(Beginning of GIVEN DATA)

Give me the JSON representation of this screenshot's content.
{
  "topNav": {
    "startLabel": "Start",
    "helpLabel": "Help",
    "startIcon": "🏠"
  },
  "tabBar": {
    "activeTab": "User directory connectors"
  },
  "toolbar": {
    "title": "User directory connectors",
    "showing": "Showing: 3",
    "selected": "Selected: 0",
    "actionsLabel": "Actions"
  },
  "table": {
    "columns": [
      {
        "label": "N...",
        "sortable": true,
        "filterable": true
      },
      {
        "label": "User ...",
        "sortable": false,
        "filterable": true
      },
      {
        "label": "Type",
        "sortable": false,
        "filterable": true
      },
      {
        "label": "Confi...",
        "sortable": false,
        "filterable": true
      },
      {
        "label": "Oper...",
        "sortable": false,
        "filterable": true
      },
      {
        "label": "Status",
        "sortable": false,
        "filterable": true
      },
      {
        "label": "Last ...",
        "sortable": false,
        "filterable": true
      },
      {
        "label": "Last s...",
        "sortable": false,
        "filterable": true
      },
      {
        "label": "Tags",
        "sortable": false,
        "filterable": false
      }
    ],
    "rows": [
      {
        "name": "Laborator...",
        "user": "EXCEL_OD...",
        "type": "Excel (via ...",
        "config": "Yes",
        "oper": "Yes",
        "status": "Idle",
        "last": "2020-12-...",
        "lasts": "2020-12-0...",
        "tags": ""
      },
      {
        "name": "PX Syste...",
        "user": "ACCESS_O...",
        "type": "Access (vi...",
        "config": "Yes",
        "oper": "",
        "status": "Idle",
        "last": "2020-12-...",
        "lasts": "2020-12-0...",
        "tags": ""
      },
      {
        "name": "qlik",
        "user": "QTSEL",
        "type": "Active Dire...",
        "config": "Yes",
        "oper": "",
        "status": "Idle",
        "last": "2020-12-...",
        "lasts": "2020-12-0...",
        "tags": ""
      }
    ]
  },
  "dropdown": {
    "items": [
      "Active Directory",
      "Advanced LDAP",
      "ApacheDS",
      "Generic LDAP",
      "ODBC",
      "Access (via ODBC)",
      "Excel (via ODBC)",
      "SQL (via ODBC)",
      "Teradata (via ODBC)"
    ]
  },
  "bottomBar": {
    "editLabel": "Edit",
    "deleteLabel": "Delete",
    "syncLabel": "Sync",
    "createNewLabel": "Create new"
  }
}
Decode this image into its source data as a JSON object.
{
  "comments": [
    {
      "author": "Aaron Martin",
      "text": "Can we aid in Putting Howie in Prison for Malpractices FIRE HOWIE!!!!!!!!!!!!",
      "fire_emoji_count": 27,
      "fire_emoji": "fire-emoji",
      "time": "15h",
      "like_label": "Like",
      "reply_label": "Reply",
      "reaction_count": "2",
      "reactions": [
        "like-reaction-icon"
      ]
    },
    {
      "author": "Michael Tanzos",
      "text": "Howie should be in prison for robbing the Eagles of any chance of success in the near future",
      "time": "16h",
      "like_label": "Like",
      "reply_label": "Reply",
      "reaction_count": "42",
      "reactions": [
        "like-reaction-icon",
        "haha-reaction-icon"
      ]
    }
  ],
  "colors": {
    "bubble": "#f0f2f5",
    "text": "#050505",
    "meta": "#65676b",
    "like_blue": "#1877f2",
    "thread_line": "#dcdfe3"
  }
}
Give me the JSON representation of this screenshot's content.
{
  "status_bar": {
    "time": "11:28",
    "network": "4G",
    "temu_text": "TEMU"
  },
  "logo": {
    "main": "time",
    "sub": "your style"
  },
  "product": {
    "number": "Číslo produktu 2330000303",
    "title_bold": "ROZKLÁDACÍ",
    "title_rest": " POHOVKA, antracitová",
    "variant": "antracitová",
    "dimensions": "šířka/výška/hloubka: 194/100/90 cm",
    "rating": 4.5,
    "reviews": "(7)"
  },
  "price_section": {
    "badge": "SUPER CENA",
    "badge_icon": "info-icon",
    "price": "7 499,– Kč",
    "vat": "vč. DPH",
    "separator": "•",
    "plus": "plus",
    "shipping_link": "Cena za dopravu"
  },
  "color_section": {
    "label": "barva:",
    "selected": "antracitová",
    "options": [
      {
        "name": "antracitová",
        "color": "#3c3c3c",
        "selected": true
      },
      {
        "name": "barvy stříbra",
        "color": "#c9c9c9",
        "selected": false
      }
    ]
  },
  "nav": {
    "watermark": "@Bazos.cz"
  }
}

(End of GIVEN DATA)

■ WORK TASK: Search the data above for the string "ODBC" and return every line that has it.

■ TASK OUTPUT:
      "ODBC",
      "Access (via ODBC)",
      "Excel (via ODBC)",
      "SQL (via ODBC)",
      "Teradata (via ODBC)"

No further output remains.